Suppose you were driving a beat-up old vehicle with high mileage that was starting to cost you more in repairs than the vehicle was worth. At some point, you would likely decide it was time to replace it — and you probably wouldn’t wait 20 years to do so.
The process to replace Canada’s aging fleet of CF-18 jet fighters began in 1997 when the federal government identified Lockheed Martin F-35s as the potential replacements. Almost 20 years later, Canada’s air force is still waiting.
Admittedly, spending billions of dollars to purchase a fleet of high-tech jets is far different from buying a replacement automobile. But does it really need to be such a long, drawn-out process?
In 1977, Canada’s military issued a call for tender for new fighter jets to replace its aging fleet of that time. The CF-18 Hornet was commissioned in 1980 and two years later, the first of the new jets, built by McDonnell-Douglas, were delivered.
The road to replacing the CF-18s has been much longer — and bumpier.
The Harper government announced its intention in 2010 to purchase F-35 stealth fighters to replace the CF-18s, but it’s been a controversial issue filled with rancorous debate. Much of the criticism centred around uncertain costs, estimated at $16 billion in 2010. But a 2014 report for the Centre for Policy Alternatives and the Rideau Institute by Michael Byers suggested government estimates for the full F-35 program may have underestimated the costs by anywhere from $12 billion to $81 billion, depending on factors over the full 40-year life of the aircraft.
Prime Minister Justin Trudeau promised during last year’s election campaign to cancel the planned purchase of the F-35s. Instead, the Liberals have announced plans to explore purchasing 18 new Boeing-made Super Hornet jets on an interim basis until it can decide on a permanent replacement for Canada’s aging fighter jets. But again, there’s a question over the cost of the Super Hornets, which the Liberals say is $65 million per plane compared to $175 per plane for the F-35s. Those cost estimates don’t match with costs reportedly paid by other countries for Super Hornets or F-35s.
Meanwhile, Canada’s CF-18s continue to grow closer to the end of their life expectancy. In July of this year, Defence Minister Harjit Sajjan emphasized the need to replace the air force’s 77 remaining CF-18s soon because only about half the fleet is available for operations at any given time, not enough to meet Canada’s NATO and North American defence commitments.

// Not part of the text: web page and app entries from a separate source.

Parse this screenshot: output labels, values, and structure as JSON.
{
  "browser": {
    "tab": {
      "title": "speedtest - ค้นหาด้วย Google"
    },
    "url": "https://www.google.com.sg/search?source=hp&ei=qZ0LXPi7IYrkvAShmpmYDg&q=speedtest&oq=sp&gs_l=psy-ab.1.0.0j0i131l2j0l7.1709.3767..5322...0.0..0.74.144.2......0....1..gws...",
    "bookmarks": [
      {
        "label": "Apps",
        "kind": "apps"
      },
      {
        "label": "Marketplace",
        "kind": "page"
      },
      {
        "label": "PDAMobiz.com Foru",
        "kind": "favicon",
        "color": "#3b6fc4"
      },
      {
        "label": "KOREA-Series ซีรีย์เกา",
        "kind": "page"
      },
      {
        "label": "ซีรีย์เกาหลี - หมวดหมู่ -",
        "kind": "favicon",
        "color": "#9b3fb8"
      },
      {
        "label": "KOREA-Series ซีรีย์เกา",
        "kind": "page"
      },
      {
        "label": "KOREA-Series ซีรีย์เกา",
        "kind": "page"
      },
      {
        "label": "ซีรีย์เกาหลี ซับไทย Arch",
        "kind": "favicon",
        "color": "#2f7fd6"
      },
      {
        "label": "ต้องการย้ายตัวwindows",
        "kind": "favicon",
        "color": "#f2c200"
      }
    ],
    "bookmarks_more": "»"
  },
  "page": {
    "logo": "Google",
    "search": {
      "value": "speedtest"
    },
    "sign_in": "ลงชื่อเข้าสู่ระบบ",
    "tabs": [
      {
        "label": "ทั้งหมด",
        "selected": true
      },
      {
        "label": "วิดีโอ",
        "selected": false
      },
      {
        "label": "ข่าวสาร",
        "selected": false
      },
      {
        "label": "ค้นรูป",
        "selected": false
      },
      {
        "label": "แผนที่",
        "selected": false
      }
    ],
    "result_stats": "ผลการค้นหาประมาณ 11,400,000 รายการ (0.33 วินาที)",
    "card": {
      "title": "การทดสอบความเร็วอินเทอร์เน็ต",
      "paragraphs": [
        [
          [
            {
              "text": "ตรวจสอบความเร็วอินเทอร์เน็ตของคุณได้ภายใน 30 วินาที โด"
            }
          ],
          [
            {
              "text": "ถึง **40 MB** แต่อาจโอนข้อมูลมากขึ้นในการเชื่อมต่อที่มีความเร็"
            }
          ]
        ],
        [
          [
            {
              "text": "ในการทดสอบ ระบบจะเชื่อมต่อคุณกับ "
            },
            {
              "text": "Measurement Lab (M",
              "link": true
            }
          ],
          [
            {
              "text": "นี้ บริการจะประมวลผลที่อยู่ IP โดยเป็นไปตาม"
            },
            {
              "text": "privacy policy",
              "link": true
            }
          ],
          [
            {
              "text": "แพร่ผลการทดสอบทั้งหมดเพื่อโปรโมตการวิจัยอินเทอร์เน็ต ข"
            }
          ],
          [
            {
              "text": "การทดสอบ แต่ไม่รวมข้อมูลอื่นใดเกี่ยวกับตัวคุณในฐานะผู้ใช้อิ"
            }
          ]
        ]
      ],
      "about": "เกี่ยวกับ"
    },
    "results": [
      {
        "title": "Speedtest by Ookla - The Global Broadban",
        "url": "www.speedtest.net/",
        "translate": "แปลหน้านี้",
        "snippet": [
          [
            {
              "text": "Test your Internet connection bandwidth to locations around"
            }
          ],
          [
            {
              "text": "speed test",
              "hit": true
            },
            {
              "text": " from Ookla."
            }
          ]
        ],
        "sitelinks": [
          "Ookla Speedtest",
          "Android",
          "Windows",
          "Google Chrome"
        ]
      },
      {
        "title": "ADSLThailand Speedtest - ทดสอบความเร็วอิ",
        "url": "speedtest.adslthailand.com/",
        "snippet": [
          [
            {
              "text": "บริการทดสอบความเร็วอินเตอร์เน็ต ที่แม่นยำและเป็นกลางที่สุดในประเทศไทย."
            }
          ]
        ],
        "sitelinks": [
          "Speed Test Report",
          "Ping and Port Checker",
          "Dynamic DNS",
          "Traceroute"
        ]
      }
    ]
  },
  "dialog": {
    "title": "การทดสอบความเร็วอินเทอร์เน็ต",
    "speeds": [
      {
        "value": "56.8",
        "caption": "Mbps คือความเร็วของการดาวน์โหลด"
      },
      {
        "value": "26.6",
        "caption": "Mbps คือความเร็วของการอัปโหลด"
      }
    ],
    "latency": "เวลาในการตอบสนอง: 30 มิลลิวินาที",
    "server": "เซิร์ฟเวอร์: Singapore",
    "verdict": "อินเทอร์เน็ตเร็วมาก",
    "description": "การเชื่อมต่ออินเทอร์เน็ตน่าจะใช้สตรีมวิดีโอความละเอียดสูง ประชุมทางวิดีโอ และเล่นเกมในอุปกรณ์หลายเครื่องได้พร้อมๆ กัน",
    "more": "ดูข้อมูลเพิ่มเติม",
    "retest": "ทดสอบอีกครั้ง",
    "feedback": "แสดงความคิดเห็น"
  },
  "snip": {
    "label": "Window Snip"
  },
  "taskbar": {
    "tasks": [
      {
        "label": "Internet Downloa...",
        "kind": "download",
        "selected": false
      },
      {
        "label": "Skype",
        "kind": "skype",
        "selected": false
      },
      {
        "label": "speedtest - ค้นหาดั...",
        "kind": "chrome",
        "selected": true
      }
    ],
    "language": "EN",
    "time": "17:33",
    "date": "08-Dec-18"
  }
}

A $500-million upgrade ordered by the Conservatives in 2014 is expected to keep the CF-18s flying until the mid-2020s, but sooner or later — preferably sooner — a decision is going to have to be made and new aircraft purchased.
A patchwork solution to keep Canada’s aging jet fighters in the air will only work for so long.